Daniel Greeson is an excellent fiddler who is still in high school in Greensboro, N.C. He not yet found his way to a national touring band, but he has the talent for it. This is a CD full of excellently performed fiddle tunes. If there are caveats, one will be that it's a CD full of fiddle tunes. Bluegrass fans love a good fiddle, but only a subset like 15 fiddle tunes without a vocalist in the neighborhood. Including a smattering of vocals would break things up for many listeners.

The other caveat is very little new ground is plowed. There are some tunes you won't often hear, like "Two O'Clock (In The Morning)" that includes a guitar break by Danny Knicely, and "Benny's Waltz" or "Martin Waltz" (usually known as "Martin's Waltz;" the jacket and the imbedded titles are different), a tune by the late Benny Martin.

"Sally Goodin" has been played to death even though it's done quite well here, including a mandolin break (Taylor Baker) and guitar break. There are several Bill Monroe tunes that any seasoned bluegrasser will recognize, including "Roanoke," with a hot banjo break from Brennen Ernst and second fiddle by Casey Driscoll; "Jerusalem Ridge," a great number that should be played by more bands; "Panhandle Country," featuring triple fiddles (Driscoll and Knicely); "The Old Brown County Barn," composed about the old barn on Monroe's Bean Blossom grounds; "Wheel Hoss" and "Big Sandy River." "Maiden's Prayer" comes from Bob Wills and is famous in bluegrass and country.

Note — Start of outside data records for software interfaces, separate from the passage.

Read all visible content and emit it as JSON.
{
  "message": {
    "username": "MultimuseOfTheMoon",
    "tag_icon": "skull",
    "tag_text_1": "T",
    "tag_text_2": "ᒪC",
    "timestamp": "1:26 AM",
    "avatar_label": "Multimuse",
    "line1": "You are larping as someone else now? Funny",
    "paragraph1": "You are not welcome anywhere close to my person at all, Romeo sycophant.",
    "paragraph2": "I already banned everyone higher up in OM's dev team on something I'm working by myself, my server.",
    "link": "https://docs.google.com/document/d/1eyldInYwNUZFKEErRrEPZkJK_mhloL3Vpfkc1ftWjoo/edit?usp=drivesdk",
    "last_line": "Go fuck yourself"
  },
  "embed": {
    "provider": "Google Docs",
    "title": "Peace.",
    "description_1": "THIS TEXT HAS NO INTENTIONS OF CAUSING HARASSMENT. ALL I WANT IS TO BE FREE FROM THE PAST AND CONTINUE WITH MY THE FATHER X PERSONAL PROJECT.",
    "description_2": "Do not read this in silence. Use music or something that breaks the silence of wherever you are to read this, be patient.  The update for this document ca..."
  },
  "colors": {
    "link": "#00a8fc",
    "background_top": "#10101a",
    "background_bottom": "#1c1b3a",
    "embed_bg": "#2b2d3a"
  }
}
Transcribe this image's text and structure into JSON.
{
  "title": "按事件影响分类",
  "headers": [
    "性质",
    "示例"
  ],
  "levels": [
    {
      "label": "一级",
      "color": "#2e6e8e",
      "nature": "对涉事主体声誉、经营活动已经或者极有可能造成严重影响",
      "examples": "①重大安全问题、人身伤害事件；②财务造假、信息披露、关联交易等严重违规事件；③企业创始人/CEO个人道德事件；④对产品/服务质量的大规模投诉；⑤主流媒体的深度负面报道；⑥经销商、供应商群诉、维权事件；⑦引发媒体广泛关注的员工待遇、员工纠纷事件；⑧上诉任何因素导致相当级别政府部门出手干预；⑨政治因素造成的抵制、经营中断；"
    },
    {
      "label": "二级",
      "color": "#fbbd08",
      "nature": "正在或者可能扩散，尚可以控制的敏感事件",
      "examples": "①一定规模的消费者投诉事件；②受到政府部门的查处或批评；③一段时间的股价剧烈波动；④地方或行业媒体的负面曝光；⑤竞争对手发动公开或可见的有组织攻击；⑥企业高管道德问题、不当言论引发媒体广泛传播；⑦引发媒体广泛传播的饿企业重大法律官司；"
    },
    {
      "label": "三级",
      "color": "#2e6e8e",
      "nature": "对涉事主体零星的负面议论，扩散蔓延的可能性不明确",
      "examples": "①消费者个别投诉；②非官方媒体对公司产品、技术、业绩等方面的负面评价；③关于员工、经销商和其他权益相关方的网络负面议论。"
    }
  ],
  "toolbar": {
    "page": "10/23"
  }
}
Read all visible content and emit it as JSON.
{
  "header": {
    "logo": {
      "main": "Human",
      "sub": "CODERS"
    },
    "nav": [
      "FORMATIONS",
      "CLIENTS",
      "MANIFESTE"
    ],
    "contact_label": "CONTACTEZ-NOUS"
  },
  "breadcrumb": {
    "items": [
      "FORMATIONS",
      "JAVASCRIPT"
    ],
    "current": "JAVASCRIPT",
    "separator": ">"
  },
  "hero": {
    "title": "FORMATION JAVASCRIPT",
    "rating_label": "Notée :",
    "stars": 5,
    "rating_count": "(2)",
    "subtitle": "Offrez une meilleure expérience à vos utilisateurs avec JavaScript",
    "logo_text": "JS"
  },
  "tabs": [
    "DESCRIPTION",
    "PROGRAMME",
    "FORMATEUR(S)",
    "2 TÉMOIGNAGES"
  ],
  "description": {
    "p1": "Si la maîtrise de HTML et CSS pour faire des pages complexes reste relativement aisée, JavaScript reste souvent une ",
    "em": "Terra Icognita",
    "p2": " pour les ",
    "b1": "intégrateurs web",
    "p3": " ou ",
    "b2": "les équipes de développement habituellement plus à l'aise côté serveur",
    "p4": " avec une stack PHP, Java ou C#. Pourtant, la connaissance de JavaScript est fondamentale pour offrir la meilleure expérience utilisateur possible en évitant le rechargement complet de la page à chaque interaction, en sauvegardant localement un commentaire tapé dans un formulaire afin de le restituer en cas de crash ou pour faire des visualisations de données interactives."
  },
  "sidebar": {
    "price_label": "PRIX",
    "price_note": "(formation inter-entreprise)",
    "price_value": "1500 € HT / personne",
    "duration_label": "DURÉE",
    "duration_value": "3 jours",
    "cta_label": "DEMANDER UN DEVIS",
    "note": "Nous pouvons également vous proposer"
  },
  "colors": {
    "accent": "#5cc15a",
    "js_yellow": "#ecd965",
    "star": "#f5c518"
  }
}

Several songs will be recognized by long-time fans and musicians even though they are not heard often. "Twinkle Little Star" has a melody that's easily recognized while "Dry and Dusty" isn't as well known. Kenny Baker had it on an album many years ago, and Greeson's version isn't far removed from Baker's. "Cattle in the Cane" is a good number that has been overlooked for too long while "Snowflake Reel" won't be known by many. The CD is anchored by Marshall Wilborn's on-the-mark bass playing.

The numbers are well arranged, avoiding passing breaks around until you think a song will never end. There are plenty of uptempo tracks with a few slower ones interjected to give your tapping foot a rest. This is excellent bluegrass from a talented young man. This could well be a primer for this summer's bluegrass jam sessions.